  34. Valdes-Martini JR, García Jacas CR, Marrero-Ponce Y, Silveira Vaz‘d Almeida Y, Morrel C (2012) Versión 1.0. CAMD-BIR Unit, CENDA Number of register: 2373-2012Google Scholar
  35. Vishnu VR, Renjith RS, Mukherjee A, Anil SR, Sreekumar J, Jyothi AN (2019) Comparative study on the chemical structure and in vitro antiproliferative activity of anthocyanins in purple root tubers and leaves of sweet potato (Ipomoea batatas). J Agric Food Chem 67:2467–2475CrossRefGoogle Scholar
  36. Vitale AA, Bernatene EA, Vitale MG, Pomilio AB (2016) New insights of the Fenton reaction using glycerol as experimental model. Effect of O2, inhibition by Mg2+, and oxidation state of Fe. J Phys Chem A 120:5435–5445CrossRefGoogle Scholar
  37. Wongwichai T, Teeyakasem P, Pruksakorn D, Kongtawelert P, Pothacharoen P (2019) Anthocyanins and metabolites from purple rice inhibit IL-1β-induced matrix metalloproteinases expression in human articular chondrocytes through the NF-κB and ERK/MAPK pathway. Biomed Pharmacother 112:108610CrossRefGoogle Scholar
  38. Zhang ZC, Zhou Q, Yang Y, Wang Y, Zhang JL (2019) Highly acylated anthocyanins from purple sweet potato (Ipomoea batatas L.) alleviate hyperuricemia and kidney inflammation in hyperuricemic mice: possible attenuation effects on allopurinol. J Agric Food Chem 67:6202–6211CrossRefGoogle Scholar

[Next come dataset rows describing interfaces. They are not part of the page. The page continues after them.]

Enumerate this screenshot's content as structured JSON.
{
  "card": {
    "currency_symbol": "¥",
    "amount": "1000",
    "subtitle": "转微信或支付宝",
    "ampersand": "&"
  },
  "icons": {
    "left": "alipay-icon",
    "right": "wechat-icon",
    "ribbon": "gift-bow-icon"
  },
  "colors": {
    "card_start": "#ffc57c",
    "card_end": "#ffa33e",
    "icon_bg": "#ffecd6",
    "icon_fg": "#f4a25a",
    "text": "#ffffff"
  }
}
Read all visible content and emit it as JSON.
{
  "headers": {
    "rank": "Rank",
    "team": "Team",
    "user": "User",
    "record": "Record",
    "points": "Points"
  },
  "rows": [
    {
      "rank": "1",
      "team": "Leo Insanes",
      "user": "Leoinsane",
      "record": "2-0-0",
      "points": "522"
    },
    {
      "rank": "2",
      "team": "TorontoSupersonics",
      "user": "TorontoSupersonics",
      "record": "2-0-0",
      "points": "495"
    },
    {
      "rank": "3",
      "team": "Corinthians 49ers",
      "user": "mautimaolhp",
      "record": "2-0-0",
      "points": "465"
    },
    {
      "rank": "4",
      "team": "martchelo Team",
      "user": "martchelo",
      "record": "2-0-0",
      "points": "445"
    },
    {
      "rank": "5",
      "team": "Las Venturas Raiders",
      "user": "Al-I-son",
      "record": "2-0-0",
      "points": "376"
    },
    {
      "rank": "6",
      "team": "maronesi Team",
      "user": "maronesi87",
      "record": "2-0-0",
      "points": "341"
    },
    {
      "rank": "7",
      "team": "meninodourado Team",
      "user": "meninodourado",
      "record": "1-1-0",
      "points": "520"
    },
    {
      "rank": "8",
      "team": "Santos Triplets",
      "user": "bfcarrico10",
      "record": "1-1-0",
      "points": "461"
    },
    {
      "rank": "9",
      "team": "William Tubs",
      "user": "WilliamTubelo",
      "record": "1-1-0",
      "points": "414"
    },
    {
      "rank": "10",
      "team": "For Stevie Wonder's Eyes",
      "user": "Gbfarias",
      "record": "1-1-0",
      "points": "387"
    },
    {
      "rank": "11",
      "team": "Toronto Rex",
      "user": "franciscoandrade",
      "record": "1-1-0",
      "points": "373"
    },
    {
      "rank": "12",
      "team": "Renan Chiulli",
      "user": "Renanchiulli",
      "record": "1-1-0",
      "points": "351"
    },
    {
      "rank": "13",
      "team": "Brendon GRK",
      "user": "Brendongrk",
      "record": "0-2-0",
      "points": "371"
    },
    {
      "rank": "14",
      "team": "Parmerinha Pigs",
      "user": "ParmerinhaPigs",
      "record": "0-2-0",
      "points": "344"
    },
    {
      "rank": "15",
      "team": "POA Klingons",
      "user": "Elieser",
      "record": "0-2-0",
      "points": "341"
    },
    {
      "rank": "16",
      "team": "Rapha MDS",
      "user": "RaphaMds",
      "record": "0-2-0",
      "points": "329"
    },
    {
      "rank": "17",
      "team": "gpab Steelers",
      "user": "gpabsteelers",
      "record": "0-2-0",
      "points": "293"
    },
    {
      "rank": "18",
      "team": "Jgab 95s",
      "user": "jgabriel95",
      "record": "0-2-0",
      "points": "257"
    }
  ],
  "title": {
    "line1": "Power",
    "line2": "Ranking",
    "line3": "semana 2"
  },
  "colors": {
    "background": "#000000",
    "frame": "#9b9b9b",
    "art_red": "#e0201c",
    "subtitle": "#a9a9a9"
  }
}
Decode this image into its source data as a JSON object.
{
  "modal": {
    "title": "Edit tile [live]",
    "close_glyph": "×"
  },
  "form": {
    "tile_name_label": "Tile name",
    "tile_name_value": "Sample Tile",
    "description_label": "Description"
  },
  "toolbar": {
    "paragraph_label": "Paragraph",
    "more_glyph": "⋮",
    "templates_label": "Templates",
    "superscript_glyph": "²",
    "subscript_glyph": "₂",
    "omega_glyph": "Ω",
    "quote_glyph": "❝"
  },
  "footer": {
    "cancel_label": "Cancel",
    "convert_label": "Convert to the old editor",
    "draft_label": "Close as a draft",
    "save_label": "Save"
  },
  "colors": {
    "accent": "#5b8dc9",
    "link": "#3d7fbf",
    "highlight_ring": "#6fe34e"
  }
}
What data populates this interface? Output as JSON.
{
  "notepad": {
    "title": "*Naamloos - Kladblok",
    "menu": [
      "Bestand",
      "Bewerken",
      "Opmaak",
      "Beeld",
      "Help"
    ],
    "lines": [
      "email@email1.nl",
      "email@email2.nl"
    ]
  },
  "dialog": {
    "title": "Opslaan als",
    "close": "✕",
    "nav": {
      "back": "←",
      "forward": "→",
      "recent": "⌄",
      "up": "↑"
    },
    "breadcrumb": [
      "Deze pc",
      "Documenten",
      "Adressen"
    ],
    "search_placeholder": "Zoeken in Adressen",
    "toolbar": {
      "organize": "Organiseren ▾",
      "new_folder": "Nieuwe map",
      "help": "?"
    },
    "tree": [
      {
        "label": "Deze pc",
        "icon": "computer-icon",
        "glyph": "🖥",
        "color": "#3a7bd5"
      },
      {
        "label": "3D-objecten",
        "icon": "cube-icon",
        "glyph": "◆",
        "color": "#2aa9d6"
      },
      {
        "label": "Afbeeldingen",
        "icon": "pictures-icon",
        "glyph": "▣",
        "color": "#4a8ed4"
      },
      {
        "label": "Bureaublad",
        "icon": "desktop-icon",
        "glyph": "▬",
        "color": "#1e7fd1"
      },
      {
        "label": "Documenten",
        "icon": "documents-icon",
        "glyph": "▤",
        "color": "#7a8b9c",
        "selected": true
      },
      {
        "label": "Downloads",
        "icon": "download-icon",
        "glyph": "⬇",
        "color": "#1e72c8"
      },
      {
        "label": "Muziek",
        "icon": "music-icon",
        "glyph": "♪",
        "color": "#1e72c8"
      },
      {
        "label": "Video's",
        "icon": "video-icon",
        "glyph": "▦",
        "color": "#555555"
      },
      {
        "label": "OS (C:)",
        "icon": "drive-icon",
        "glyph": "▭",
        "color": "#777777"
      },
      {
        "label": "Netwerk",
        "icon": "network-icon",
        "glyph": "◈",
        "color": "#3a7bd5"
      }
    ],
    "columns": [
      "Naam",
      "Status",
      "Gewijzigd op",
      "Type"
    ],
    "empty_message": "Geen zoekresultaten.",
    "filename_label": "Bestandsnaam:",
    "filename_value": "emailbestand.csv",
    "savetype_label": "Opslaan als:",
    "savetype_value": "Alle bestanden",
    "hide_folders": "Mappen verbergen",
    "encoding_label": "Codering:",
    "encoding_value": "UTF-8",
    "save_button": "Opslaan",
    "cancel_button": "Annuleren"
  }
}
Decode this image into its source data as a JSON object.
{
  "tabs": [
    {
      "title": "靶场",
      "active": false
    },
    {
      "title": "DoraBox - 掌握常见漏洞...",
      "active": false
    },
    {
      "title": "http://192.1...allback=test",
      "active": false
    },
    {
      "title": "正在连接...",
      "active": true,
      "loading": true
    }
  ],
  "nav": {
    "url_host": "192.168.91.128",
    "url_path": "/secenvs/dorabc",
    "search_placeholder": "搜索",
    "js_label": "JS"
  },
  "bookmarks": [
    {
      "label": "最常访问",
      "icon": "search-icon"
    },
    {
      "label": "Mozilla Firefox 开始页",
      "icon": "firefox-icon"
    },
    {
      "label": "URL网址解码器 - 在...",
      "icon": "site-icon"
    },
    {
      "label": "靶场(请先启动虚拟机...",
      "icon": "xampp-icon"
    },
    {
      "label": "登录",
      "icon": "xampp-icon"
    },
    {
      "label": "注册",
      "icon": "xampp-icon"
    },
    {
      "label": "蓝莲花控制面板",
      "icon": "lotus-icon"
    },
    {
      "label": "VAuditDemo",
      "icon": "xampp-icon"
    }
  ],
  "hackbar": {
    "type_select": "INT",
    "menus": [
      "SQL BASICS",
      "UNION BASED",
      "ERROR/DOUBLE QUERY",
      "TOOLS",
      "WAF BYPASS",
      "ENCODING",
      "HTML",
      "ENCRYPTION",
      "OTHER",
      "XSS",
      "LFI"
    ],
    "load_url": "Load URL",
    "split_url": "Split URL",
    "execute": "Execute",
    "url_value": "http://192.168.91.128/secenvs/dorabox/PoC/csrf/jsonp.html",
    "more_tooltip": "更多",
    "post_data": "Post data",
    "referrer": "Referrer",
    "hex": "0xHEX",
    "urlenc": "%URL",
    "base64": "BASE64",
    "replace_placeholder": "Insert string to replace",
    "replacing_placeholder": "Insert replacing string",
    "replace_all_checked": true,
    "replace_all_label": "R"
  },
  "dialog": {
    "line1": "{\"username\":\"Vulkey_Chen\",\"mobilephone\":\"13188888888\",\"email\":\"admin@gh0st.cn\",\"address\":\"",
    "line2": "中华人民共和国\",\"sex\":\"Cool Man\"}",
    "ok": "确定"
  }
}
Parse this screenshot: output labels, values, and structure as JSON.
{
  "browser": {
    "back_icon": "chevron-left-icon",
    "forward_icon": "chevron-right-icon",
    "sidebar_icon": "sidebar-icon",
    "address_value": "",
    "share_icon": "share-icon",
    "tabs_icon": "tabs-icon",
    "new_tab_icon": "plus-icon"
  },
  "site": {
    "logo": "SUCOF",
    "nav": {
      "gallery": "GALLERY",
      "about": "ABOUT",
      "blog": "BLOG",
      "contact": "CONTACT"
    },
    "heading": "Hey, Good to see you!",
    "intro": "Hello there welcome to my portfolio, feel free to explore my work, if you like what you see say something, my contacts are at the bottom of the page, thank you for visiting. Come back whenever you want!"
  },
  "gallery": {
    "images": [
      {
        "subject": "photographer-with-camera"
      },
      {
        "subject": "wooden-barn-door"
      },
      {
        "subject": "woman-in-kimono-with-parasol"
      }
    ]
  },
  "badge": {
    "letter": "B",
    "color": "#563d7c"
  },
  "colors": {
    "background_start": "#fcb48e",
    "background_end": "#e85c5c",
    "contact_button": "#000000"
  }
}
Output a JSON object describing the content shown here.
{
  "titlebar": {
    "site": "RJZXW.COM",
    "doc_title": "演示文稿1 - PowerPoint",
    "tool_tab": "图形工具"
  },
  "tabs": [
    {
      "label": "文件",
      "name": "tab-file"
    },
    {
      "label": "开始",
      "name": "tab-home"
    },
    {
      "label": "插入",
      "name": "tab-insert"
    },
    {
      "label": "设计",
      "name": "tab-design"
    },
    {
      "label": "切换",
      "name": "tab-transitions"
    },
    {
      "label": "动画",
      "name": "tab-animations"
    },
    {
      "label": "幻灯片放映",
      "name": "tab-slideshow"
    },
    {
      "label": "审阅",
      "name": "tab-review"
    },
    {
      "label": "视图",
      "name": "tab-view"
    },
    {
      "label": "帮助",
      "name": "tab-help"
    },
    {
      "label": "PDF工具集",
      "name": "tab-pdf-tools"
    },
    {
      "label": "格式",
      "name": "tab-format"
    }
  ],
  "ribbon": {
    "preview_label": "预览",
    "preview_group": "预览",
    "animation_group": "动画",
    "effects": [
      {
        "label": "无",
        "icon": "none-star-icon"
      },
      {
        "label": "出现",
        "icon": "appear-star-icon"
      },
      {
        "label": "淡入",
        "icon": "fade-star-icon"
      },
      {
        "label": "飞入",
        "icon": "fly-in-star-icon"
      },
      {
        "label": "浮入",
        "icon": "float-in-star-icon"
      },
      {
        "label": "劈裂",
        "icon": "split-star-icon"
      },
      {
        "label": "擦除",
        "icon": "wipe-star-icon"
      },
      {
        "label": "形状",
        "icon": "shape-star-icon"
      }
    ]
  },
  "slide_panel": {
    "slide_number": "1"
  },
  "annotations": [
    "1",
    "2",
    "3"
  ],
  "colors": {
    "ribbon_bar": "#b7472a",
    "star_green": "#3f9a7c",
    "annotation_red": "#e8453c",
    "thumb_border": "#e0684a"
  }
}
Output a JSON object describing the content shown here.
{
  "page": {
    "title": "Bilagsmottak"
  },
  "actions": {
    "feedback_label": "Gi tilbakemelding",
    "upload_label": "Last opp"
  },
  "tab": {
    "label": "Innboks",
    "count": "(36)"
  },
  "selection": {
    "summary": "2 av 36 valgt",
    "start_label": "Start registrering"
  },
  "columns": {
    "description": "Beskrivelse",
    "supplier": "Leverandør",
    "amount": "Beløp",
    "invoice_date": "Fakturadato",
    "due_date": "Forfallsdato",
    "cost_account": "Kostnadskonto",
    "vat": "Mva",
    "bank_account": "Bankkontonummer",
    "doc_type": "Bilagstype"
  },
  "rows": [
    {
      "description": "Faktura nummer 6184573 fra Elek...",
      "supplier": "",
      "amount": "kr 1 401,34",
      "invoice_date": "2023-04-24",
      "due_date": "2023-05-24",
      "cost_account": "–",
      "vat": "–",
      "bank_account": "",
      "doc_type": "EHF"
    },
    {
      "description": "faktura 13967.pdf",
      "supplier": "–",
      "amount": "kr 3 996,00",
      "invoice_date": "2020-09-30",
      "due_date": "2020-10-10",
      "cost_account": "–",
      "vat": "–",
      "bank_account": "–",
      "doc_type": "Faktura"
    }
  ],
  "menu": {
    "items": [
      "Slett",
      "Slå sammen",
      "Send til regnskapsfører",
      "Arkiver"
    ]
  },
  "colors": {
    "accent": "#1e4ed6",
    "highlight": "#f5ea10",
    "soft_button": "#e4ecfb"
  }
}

Copyright information

© Association of Food Scientists & Technologists (India) 2019

Authors and Affiliations

  • Pablo R. Duchowicz
    • 1
    Email author
  • Nicolás A. Szewczuk
    • 1
  • Alicia B. Pomilio
    • 2
  1. 1.Instituto de Investigaciones Fisicoquímicas Teóricas y Aplicadas (INIFTA), CONICETUniversidad Nacional de La Plata (UNLP)La PlataArgentina
  2. 2.Laboratorio de Química y Bioquímica Estructural, Departamento de Bioquímica Clínica, Hospital de Clínicas “José de San Martín”Universidad de Buenos AiresBuenos AiresArgentina

Personalised recommendations